Input records: Begin

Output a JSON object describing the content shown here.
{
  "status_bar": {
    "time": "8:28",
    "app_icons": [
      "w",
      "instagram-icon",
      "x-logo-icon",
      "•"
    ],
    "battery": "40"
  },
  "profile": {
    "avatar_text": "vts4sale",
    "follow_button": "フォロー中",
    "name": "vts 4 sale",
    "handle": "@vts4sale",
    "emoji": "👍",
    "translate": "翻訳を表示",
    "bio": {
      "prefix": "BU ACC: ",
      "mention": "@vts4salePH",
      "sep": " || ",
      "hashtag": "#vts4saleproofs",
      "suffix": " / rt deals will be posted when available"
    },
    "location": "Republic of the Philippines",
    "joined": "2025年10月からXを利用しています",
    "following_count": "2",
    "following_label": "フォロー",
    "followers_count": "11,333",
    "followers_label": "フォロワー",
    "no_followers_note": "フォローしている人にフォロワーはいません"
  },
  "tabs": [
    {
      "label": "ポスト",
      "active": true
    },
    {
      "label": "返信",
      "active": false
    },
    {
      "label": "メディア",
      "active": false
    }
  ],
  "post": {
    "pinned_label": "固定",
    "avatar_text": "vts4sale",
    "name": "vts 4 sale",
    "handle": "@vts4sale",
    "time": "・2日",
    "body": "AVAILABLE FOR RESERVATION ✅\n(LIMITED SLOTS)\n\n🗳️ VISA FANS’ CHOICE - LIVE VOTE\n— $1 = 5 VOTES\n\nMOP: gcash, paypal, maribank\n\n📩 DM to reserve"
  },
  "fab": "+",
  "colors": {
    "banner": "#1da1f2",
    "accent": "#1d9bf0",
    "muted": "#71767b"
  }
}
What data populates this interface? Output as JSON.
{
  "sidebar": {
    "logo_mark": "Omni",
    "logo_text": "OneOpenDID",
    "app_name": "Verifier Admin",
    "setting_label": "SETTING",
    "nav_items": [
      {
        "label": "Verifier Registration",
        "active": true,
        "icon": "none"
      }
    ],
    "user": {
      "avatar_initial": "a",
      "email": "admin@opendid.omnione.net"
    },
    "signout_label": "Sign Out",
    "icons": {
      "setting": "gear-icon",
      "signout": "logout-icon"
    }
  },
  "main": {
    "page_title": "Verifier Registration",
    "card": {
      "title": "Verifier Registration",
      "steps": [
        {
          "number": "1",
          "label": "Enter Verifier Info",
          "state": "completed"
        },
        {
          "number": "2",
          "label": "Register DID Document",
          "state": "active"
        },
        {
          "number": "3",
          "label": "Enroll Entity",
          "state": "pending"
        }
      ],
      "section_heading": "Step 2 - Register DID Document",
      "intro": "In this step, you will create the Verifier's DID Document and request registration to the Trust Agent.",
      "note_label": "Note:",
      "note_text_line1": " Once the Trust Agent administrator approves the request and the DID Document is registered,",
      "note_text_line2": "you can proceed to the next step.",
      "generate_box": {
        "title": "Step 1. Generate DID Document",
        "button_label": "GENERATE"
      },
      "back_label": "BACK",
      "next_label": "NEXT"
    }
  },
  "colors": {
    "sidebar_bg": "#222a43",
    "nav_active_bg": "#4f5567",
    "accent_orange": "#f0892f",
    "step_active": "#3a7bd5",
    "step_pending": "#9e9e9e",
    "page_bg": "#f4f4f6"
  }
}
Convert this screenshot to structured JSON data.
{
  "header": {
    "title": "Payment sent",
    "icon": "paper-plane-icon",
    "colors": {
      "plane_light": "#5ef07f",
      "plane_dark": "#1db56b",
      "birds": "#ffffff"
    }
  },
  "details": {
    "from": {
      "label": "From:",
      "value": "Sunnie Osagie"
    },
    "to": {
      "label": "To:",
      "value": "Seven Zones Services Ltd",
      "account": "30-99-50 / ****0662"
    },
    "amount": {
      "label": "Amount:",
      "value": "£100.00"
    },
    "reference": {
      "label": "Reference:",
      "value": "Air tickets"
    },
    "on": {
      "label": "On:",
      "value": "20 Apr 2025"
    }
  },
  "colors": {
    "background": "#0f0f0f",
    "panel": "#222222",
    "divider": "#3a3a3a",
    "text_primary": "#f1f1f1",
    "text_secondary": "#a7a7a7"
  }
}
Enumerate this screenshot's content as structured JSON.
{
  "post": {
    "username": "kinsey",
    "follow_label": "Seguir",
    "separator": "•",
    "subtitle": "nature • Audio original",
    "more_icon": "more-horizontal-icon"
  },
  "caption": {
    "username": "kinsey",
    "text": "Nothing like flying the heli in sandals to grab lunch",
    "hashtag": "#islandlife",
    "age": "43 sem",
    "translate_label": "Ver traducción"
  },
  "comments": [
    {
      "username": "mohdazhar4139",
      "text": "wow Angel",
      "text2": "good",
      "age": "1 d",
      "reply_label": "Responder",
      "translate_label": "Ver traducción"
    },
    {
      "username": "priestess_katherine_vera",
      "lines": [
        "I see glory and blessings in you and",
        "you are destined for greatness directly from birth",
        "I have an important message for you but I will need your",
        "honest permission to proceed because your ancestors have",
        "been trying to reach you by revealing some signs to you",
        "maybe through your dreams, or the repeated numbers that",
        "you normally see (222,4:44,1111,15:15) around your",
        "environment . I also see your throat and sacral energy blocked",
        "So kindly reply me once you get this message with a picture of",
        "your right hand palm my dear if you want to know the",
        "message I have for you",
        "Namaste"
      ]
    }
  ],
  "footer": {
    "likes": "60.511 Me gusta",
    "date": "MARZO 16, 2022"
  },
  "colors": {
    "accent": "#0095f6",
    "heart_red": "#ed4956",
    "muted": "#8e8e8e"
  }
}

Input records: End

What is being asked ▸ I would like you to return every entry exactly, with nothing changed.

Your solution ▸
Output a JSON object describing the content shown here.
{
  "status_bar": {
    "time": "8:28",
    "app_icons": [
      "w",
      "instagram-icon",
      "x-logo-icon",
      "•"
    ],
    "battery": "40"
  },
  "profile": {
    "avatar_text": "vts4sale",
    "follow_button": "フォロー中",
    "name": "vts 4 sale",
    "handle": "@vts4sale",
    "emoji": "👍",
    "translate": "翻訳を表示",
    "bio": {
      "prefix": "BU ACC: ",
      "mention": "@vts4salePH",
      "sep": " || ",
      "hashtag": "#vts4saleproofs",
      "suffix": " / rt deals will be posted when available"
    },
    "location": "Republic of the Philippines",
    "joined": "2025年10月からXを利用しています",
    "following_count": "2",
    "following_label": "フォロー",
    "followers_count": "11,333",
    "followers_label": "フォロワー",
    "no_followers_note": "フォローしている人にフォロワーはいません"
  },
  "tabs": [
    {
      "label": "ポスト",
      "active": true
    },
    {
      "label": "返信",
      "active": false
    },
    {
      "label": "メディア",
      "active": false
    }
  ],
  "post": {
    "pinned_label": "固定",
    "avatar_text": "vts4sale",
    "name": "vts 4 sale",
    "handle": "@vts4sale",
    "time": "・2日",
    "body": "AVAILABLE FOR RESERVATION ✅\n(LIMITED SLOTS)\n\n🗳️ VISA FANS’ CHOICE - LIVE VOTE\n— $1 = 5 VOTES\n\nMOP: gcash, paypal, maribank\n\n📩 DM to reserve"
  },
  "fab": "+",
  "colors": {
    "banner": "#1da1f2",
    "accent": "#1d9bf0",
    "muted": "#71767b"
  }
}
What data populates this interface? Output as JSON.
{
  "sidebar": {
    "logo_mark": "Omni",
    "logo_text": "OneOpenDID",
    "app_name": "Verifier Admin",
    "setting_label": "SETTING",
    "nav_items": [
      {
        "label": "Verifier Registration",
        "active": true,
        "icon": "none"
      }
    ],
    "user": {
      "avatar_initial": "a",
      "email": "admin@opendid.omnione.net"
    },
    "signout_label": "Sign Out",
    "icons": {
      "setting": "gear-icon",
      "signout": "logout-icon"
    }
  },
  "main": {
    "page_title": "Verifier Registration",
    "card": {
      "title": "Verifier Registration",
      "steps": [
        {
          "number": "1",
          "label": "Enter Verifier Info",
          "state": "completed"
        },
        {
          "number": "2",
          "label": "Register DID Document",
          "state": "active"
        },
        {
          "number": "3",
          "label": "Enroll Entity",
          "state": "pending"
        }
      ],
      "section_heading": "Step 2 - Register DID Document",
      "intro": "In this step, you will create the Verifier's DID Document and request registration to the Trust Agent.",
      "note_label": "Note:",
      "note_text_line1": " Once the Trust Agent administrator approves the request and the DID Document is registered,",
      "note_text_line2": "you can proceed to the next step.",
      "generate_box": {
        "title": "Step 1. Generate DID Document",
        "button_label": "GENERATE"
      },
      "back_label": "BACK",
      "next_label": "NEXT"
    }
  },
  "colors": {
    "sidebar_bg": "#222a43",
    "nav_active_bg": "#4f5567",
    "accent_orange": "#f0892f",
    "step_active": "#3a7bd5",
    "step_pending": "#9e9e9e",
    "page_bg": "#f4f4f6"
  }
}
Convert this screenshot to structured JSON data.
{
  "header": {
    "title": "Payment sent",
    "icon": "paper-plane-icon",
    "colors": {
      "plane_light": "#5ef07f",
      "plane_dark": "#1db56b",
      "birds": "#ffffff"
    }
  },
  "details": {
    "from": {
      "label": "From:",
      "value": "Sunnie Osagie"
    },
    "to": {
      "label": "To:",
      "value": "Seven Zones Services Ltd",
      "account": "30-99-50 / ****0662"
    },
    "amount": {
      "label": "Amount:",
      "value": "£100.00"
    },
    "reference": {
      "label": "Reference:",
      "value": "Air tickets"
    },
    "on": {
      "label": "On:",
      "value": "20 Apr 2025"
    }
  },
  "colors": {
    "background": "#0f0f0f",
    "panel": "#222222",
    "divider": "#3a3a3a",
    "text_primary": "#f1f1f1",
    "text_secondary": "#a7a7a7"
  }
}
Enumerate this screenshot's content as structured JSON.
{
  "post": {
    "username": "kinsey",
    "follow_label": "Seguir",
    "separator": "•",
    "subtitle": "nature • Audio original",
    "more_icon": "more-horizontal-icon"
  },
  "caption": {
    "username": "kinsey",
    "text": "Nothing like flying the heli in sandals to grab lunch",
    "hashtag": "#islandlife",
    "age": "43 sem",
    "translate_label": "Ver traducción"
  },
  "comments": [
    {
      "username": "mohdazhar4139",
      "text": "wow Angel",
      "text2": "good",
      "age": "1 d",
      "reply_label": "Responder",
      "translate_label": "Ver traducción"
    },
    {
      "username": "priestess_katherine_vera",
      "lines": [
        "I see glory and blessings in you and",
        "you are destined for greatness directly from birth",
        "I have an important message for you but I will need your",
        "honest permission to proceed because your ancestors have",
        "been trying to reach you by revealing some signs to you",
        "maybe through your dreams, or the repeated numbers that",
        "you normally see (222,4:44,1111,15:15) around your",
        "environment . I also see your throat and sacral energy blocked",
        "So kindly reply me once you get this message with a picture of",
        "your right hand palm my dear if you want to know the",
        "message I have for you",
        "Namaste"
      ]
    }
  ],
  "footer": {
    "likes": "60.511 Me gusta",
    "date": "MARZO 16, 2022"
  },
  "colors": {
    "accent": "#0095f6",
    "heart_red": "#ed4956",
    "muted": "#8e8e8e"
  }
}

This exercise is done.